• **Aim of the exercise**:
If a line below contains the word "screenshot", count it. Please give the total and nothing else.

- Opening Delimiter -

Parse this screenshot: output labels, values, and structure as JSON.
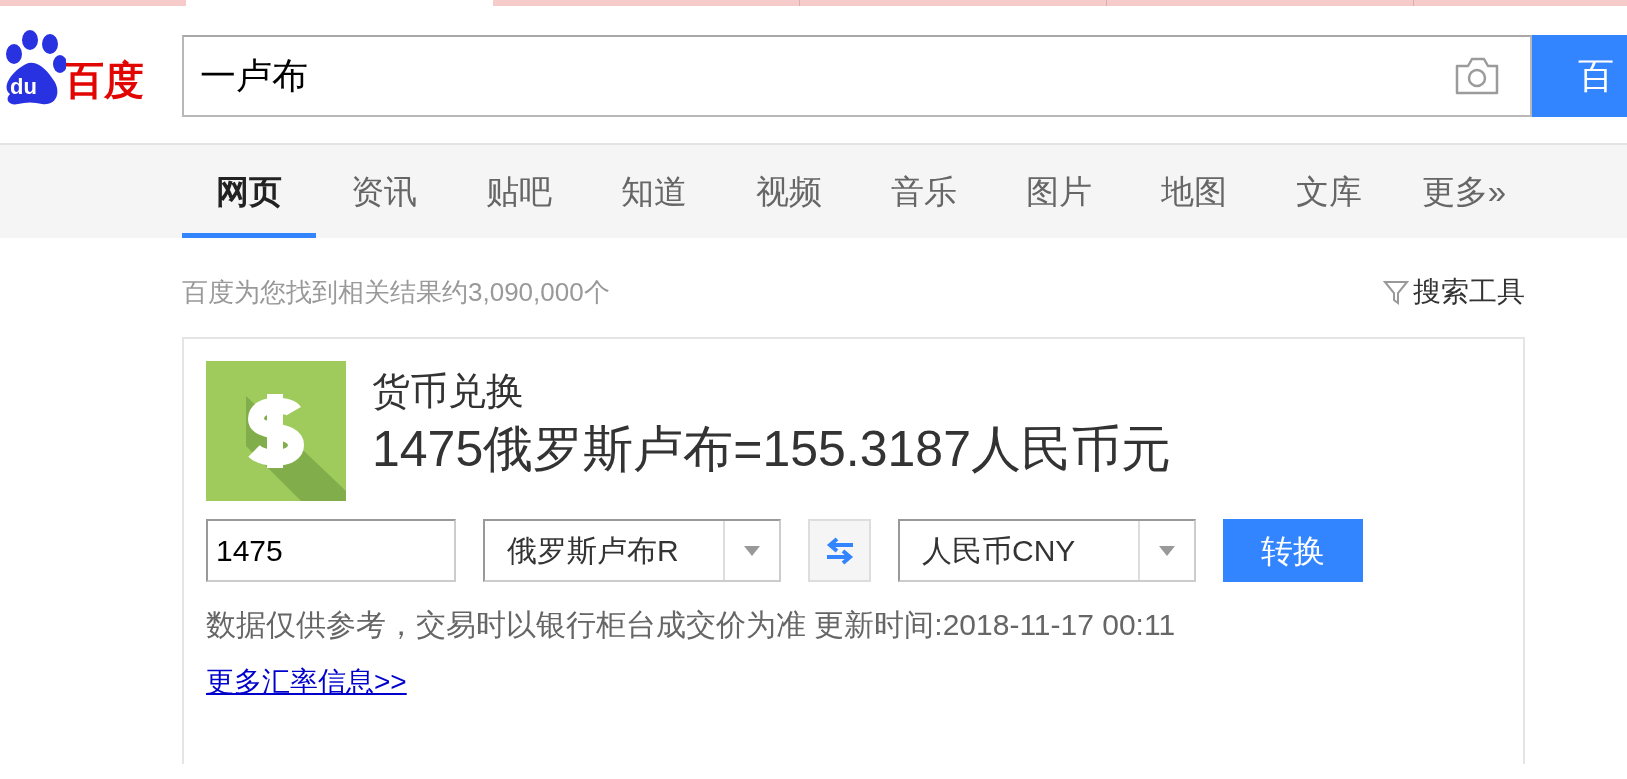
{
  "logo": {
    "mark_text": "du",
    "text": "百度"
  },
  "search": {
    "value": "一卢布",
    "button": "百"
  },
  "nav_tabs": [
    {
      "label": "网页",
      "selected": true
    },
    {
      "label": "资讯",
      "selected": false
    },
    {
      "label": "贴吧",
      "selected": false
    },
    {
      "label": "知道",
      "selected": false
    },
    {
      "label": "视频",
      "selected": false
    },
    {
      "label": "音乐",
      "selected": false
    },
    {
      "label": "图片",
      "selected": false
    },
    {
      "label": "地图",
      "selected": false
    },
    {
      "label": "文库",
      "selected": false
    },
    {
      "label": "更多»",
      "selected": false
    }
  ],
  "result_count": "百度为您找到相关结果约3,090,000个",
  "search_tools": "搜索工具",
  "converter": {
    "title": "货币兑换",
    "result": "1475俄罗斯卢布=155.3187人民币元",
    "amount": "1475",
    "from_currency": "俄罗斯卢布R",
    "to_currency": "人民币CNY",
    "convert_button": "转换",
    "note": "数据仅供参考，交易时以银行柜台成交价为准 更新时间:2018-11-17 00:11",
    "more_link": "更多汇率信息>>"
  }
}
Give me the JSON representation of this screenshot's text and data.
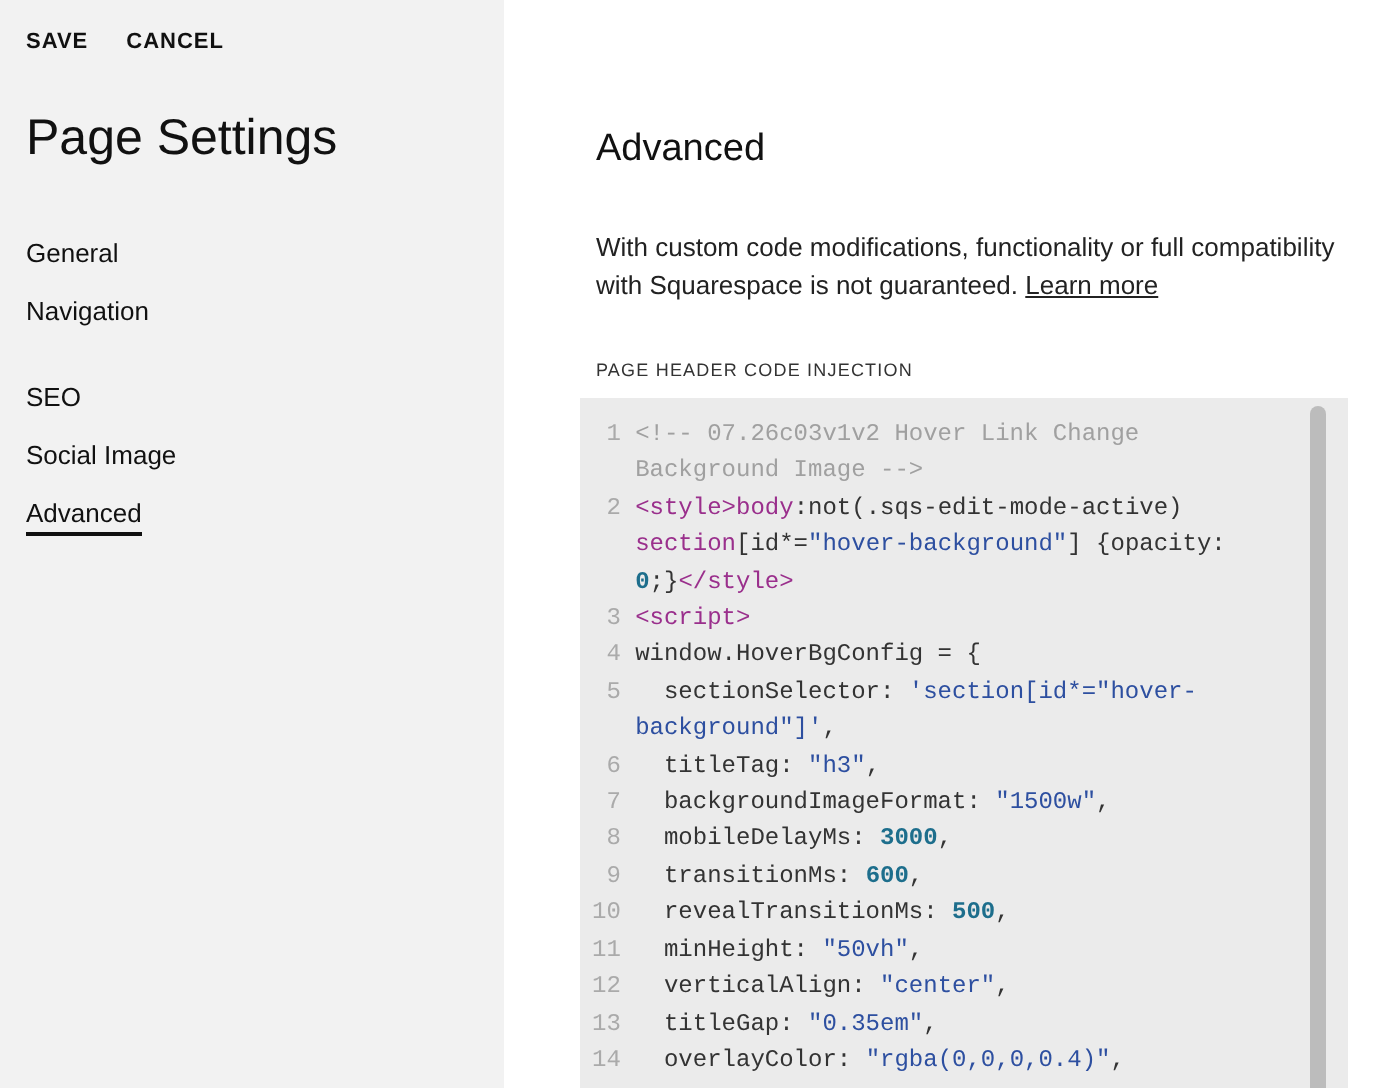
{
  "actions": [
    "SAVE",
    "CANCEL"
  ],
  "sidebar": {
    "title": "Page Settings",
    "groups": [
      {
        "items": [
          {
            "label": "General",
            "selected": false
          },
          {
            "label": "Navigation",
            "selected": false
          }
        ]
      },
      {
        "items": [
          {
            "label": "SEO",
            "selected": false
          },
          {
            "label": "Social Image",
            "selected": false
          },
          {
            "label": "Advanced",
            "selected": true
          }
        ]
      }
    ]
  },
  "main": {
    "heading": "Advanced",
    "intro": {
      "text": "With custom code modifications, functionality or full compatibility with Squarespace is not guaranteed.",
      "link": "Learn more"
    },
    "section_label": "PAGE HEADER CODE INJECTION",
    "code_lines": [
      {
        "number": "1",
        "tokens": [
          {
            "kind": "comment",
            "text": "<!-- 07.26c03v1v2 Hover Link Change Background Image -->"
          }
        ]
      },
      {
        "number": "2",
        "tokens": [
          {
            "kind": "tag",
            "text": "<style>"
          },
          {
            "kind": "tag",
            "text": "body"
          },
          {
            "kind": "plain",
            "text": ":not(.sqs-edit-mode-active) "
          },
          {
            "kind": "tag",
            "text": "section"
          },
          {
            "kind": "plain",
            "text": "[id*="
          },
          {
            "kind": "string",
            "text": "\"hover-background\""
          },
          {
            "kind": "plain",
            "text": "] {opacity: "
          },
          {
            "kind": "number",
            "text": "0"
          },
          {
            "kind": "plain",
            "text": ";}"
          },
          {
            "kind": "tag",
            "text": "</style>"
          }
        ]
      },
      {
        "number": "3",
        "tokens": [
          {
            "kind": "tag",
            "text": "<script>"
          }
        ]
      },
      {
        "number": "4",
        "tokens": [
          {
            "kind": "plain",
            "text": "window.HoverBgConfig = {"
          }
        ]
      },
      {
        "number": "5",
        "tokens": [
          {
            "kind": "plain",
            "text": "  sectionSelector: "
          },
          {
            "kind": "string",
            "text": "'section[id*=\"hover-background\"]'"
          },
          {
            "kind": "plain",
            "text": ","
          }
        ]
      },
      {
        "number": "6",
        "tokens": [
          {
            "kind": "plain",
            "text": "  titleTag: "
          },
          {
            "kind": "string",
            "text": "\"h3\""
          },
          {
            "kind": "plain",
            "text": ","
          }
        ]
      },
      {
        "number": "7",
        "tokens": [
          {
            "kind": "plain",
            "text": "  backgroundImageFormat: "
          },
          {
            "kind": "string",
            "text": "\"1500w\""
          },
          {
            "kind": "plain",
            "text": ","
          }
        ]
      },
      {
        "number": "8",
        "tokens": [
          {
            "kind": "plain",
            "text": "  mobileDelayMs: "
          },
          {
            "kind": "number",
            "text": "3000"
          },
          {
            "kind": "plain",
            "text": ","
          }
        ]
      },
      {
        "number": "9",
        "tokens": [
          {
            "kind": "plain",
            "text": "  transitionMs: "
          },
          {
            "kind": "number",
            "text": "600"
          },
          {
            "kind": "plain",
            "text": ","
          }
        ]
      },
      {
        "number": "10",
        "tokens": [
          {
            "kind": "plain",
            "text": "  revealTransitionMs: "
          },
          {
            "kind": "number",
            "text": "500"
          },
          {
            "kind": "plain",
            "text": ","
          }
        ]
      },
      {
        "number": "11",
        "tokens": [
          {
            "kind": "plain",
            "text": "  minHeight: "
          },
          {
            "kind": "string",
            "text": "\"50vh\""
          },
          {
            "kind": "plain",
            "text": ","
          }
        ]
      },
      {
        "number": "12",
        "tokens": [
          {
            "kind": "plain",
            "text": "  verticalAlign: "
          },
          {
            "kind": "string",
            "text": "\"center\""
          },
          {
            "kind": "plain",
            "text": ","
          }
        ]
      },
      {
        "number": "13",
        "tokens": [
          {
            "kind": "plain",
            "text": "  titleGap: "
          },
          {
            "kind": "string",
            "text": "\"0.35em\""
          },
          {
            "kind": "plain",
            "text": ","
          }
        ]
      },
      {
        "number": "14",
        "tokens": [
          {
            "kind": "plain",
            "text": "  overlayColor: "
          },
          {
            "kind": "string",
            "text": "\"rgba(0,0,0,0.4)\""
          },
          {
            "kind": "plain",
            "text": ","
          }
        ]
      }
    ]
  }
}
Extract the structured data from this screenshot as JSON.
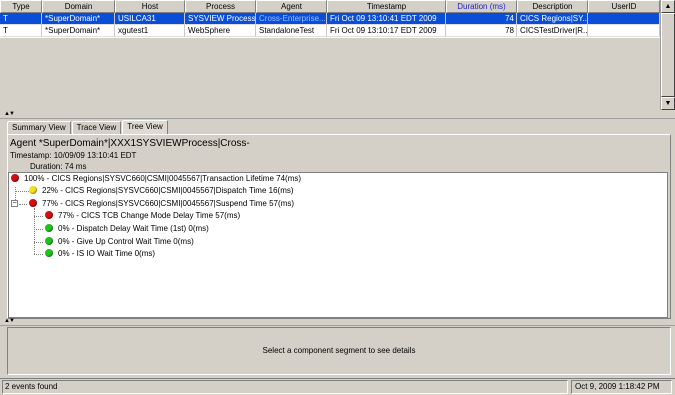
{
  "events_table": {
    "columns": [
      "Type",
      "Domain",
      "Host",
      "Process",
      "Agent",
      "Timestamp",
      "Duration (ms)",
      "Description",
      "UserID"
    ],
    "sorted_column": "Duration (ms)",
    "rows": [
      {
        "type": "T",
        "domain": "*SuperDomain*",
        "host": "USILCA31",
        "process": "SYSVIEW Process",
        "agent": "Cross-Enterprise...",
        "timestamp": "Fri Oct 09 13:10:41 EDT 2009",
        "duration": "74",
        "description": "CICS Regions|SY...",
        "userid": ""
      },
      {
        "type": "T",
        "domain": "*SuperDomain*",
        "host": "xgutest1",
        "process": "WebSphere",
        "agent": "StandaloneTest",
        "timestamp": "Fri Oct 09 13:10:17 EDT 2009",
        "duration": "78",
        "description": "CICSTestDriver|R...",
        "userid": ""
      }
    ]
  },
  "tabs": [
    "Summary View",
    "Trace View",
    "Tree View"
  ],
  "active_tab": "Tree View",
  "tree_view": {
    "agent": "Agent *SuperDomain*|XXX1SYSVIEWProcess|Cross-",
    "timestamp": "Timestamp: 10/09/09 13:10:41 EDT",
    "duration": "Duration: 74 ms",
    "nodes": [
      {
        "label": "100% - CICS Regions|SYSVC660|CSMI|0045567|Transaction Lifetime 74(ms)",
        "status": "red",
        "expander": "-"
      },
      {
        "label": "22% - CICS Regions|SYSVC660|CSMI|0045567|Dispatch Time 16(ms)",
        "status": "yellow"
      },
      {
        "label": "77% - CICS Regions|SYSVC660|CSMI|0045567|Suspend Time 57(ms)",
        "status": "red",
        "expander": "-"
      },
      {
        "label": "77% - CICS TCB Change Mode Delay Time 57(ms)",
        "status": "red"
      },
      {
        "label": "0% - Dispatch Delay Wait Time (1st) 0(ms)",
        "status": "green"
      },
      {
        "label": "0% - Give Up Control Wait Time 0(ms)",
        "status": "green"
      },
      {
        "label": "0% - IS IO Wait Time 0(ms)",
        "status": "green"
      }
    ]
  },
  "details_message": "Select a component segment to see details",
  "status_bar": {
    "events": "2 events found",
    "datetime": "Oct 9, 2009 1:18:42 PM"
  },
  "colors": {
    "selection": "#0a4ed8",
    "status_red": "#d01010",
    "status_yellow": "#f0e020",
    "status_green": "#20c020",
    "sorted_header": "#2323c8"
  },
  "icons": {
    "scroll_up": "triangle-up-icon",
    "scroll_down": "triangle-down-icon",
    "splitter": "split-arrows-icon",
    "tree_collapse": "minus-expander-icon"
  }
}
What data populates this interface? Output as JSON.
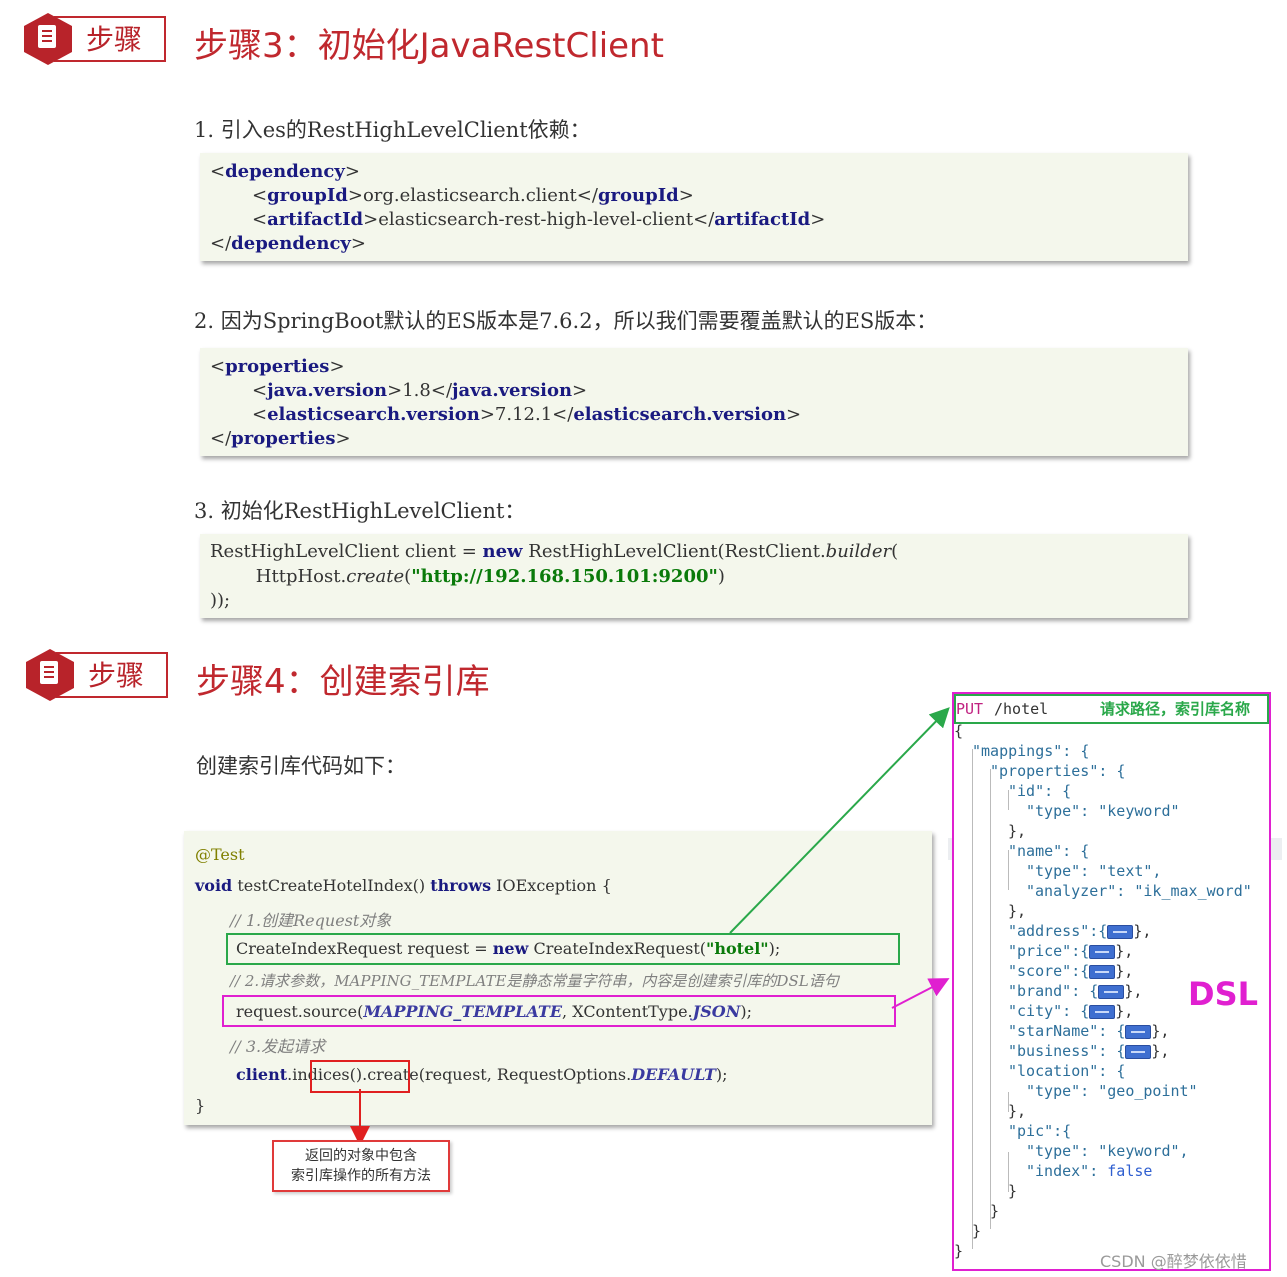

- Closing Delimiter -

• **Your response**:
3